====== Recorded data

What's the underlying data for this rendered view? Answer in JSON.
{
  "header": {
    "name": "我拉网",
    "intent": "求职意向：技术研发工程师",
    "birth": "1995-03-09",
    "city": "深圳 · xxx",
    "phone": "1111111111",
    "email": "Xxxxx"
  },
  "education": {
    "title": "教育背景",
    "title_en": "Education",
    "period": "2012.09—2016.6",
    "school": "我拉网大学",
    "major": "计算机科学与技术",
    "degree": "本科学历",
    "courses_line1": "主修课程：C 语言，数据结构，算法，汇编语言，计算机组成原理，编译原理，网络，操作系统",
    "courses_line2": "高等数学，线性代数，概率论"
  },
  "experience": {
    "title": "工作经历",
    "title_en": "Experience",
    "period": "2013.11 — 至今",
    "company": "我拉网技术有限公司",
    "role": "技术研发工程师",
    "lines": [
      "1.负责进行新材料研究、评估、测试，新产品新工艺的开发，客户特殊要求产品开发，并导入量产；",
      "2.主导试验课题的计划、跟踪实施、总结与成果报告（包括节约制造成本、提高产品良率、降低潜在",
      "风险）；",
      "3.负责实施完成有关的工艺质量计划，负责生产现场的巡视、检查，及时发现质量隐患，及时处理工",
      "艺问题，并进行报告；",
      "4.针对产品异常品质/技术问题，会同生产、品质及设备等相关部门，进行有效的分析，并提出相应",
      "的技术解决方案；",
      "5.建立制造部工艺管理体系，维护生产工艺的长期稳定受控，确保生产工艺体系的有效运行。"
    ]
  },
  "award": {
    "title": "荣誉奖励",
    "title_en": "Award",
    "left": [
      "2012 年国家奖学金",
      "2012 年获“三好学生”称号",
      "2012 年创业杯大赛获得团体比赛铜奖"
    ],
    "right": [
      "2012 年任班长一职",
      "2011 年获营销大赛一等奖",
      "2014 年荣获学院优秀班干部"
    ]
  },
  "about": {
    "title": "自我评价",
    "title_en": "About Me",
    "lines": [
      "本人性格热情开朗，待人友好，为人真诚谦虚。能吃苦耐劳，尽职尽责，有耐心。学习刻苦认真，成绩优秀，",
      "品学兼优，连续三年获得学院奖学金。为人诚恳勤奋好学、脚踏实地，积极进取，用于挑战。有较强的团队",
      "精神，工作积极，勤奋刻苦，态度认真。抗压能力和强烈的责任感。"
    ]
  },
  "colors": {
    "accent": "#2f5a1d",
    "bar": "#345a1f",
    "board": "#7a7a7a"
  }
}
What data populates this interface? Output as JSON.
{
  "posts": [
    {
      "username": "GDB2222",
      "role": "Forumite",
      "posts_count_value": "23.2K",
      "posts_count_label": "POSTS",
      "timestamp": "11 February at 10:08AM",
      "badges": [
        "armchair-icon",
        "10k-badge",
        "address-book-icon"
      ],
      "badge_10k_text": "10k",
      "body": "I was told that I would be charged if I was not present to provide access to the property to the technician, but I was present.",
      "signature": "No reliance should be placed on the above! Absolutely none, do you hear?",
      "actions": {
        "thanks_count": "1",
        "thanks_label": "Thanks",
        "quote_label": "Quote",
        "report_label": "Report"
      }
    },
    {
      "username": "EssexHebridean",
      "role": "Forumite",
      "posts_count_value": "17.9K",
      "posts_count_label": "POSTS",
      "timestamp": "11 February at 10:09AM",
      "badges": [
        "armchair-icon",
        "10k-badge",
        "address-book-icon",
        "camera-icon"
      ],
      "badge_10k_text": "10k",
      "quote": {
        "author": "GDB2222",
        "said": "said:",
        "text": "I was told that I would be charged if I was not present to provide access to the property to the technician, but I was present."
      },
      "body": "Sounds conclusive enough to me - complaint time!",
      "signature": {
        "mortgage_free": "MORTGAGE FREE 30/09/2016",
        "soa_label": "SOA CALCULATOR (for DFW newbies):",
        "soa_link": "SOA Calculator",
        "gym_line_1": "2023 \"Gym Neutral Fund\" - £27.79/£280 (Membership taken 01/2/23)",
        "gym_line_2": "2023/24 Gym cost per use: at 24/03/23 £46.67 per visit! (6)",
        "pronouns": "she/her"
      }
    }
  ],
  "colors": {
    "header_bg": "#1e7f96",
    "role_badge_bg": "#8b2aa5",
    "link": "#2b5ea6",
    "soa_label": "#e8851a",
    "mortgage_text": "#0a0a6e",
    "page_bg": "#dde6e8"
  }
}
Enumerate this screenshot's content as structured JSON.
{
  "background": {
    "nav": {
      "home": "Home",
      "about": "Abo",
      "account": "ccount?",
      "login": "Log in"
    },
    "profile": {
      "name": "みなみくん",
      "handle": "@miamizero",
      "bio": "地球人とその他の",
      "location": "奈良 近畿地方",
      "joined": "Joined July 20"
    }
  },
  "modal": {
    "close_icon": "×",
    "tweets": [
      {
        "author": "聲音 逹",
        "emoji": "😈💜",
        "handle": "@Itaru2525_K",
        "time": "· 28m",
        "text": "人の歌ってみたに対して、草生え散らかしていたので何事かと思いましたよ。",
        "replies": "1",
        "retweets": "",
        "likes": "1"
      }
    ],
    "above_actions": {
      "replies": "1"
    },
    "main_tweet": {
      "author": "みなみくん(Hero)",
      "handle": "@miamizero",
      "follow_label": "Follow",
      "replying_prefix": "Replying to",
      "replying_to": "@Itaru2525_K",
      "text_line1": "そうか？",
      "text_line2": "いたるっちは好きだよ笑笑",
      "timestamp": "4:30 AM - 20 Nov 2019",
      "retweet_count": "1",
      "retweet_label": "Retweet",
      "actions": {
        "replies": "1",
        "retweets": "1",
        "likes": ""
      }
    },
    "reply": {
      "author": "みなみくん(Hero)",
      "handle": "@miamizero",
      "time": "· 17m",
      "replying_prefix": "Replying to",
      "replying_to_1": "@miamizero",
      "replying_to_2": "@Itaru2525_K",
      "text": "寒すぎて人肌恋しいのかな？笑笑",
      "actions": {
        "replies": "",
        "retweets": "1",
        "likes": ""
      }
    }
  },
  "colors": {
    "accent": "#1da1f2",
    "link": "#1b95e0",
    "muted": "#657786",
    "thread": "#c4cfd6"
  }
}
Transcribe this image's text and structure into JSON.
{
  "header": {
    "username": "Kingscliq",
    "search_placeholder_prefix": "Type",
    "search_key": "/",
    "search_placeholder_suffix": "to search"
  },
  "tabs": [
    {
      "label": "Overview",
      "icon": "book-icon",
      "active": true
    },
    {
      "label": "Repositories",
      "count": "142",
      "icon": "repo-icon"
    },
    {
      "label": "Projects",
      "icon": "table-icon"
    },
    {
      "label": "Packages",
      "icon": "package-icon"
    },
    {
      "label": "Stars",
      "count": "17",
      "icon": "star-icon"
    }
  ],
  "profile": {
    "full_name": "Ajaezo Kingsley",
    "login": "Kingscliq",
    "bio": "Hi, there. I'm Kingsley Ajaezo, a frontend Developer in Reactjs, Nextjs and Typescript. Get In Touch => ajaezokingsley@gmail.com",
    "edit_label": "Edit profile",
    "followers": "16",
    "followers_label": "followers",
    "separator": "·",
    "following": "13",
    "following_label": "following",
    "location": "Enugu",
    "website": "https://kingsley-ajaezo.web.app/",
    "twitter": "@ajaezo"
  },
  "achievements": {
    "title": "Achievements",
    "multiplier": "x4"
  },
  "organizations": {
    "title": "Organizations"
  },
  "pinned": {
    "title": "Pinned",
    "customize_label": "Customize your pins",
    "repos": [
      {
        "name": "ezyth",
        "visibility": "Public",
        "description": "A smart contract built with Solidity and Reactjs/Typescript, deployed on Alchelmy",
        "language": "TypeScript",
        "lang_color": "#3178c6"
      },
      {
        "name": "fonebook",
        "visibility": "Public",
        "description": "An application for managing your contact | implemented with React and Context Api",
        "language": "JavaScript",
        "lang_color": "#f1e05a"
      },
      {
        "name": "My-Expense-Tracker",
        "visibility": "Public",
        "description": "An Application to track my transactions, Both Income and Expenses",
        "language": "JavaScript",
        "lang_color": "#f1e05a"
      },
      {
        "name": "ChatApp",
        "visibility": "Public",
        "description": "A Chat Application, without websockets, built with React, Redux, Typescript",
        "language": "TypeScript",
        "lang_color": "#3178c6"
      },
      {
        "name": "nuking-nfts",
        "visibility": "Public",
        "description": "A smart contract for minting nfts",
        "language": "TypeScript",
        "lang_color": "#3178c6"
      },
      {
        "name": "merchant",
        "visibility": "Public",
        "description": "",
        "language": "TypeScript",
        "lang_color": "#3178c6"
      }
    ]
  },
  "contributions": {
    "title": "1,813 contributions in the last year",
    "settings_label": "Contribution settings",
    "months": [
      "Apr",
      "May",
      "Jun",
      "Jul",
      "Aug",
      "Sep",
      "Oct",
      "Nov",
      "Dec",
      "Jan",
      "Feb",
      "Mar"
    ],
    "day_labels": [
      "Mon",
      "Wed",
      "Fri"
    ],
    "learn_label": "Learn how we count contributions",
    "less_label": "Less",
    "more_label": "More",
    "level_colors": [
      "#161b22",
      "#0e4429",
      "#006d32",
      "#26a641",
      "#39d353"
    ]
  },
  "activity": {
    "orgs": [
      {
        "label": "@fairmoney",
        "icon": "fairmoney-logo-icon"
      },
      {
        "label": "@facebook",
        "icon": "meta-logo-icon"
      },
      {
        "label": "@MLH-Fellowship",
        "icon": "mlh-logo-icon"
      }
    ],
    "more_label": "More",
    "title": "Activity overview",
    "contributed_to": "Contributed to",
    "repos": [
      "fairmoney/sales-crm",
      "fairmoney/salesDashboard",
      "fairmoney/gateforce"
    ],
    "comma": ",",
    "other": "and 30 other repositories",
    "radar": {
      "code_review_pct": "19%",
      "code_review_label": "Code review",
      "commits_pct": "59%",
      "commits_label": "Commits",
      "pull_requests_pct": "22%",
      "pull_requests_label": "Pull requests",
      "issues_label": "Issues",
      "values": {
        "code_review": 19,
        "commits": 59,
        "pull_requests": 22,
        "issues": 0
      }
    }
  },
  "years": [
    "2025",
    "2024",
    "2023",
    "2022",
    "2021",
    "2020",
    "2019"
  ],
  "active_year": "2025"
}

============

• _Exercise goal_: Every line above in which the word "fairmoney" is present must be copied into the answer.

• _Answer to this exercise_:
        "label": "@fairmoney",
        "icon": "fairmoney-logo-icon"
      "fairmoney/sales-crm",
      "fairmoney/salesDashboard",
      "fairmoney/gateforce"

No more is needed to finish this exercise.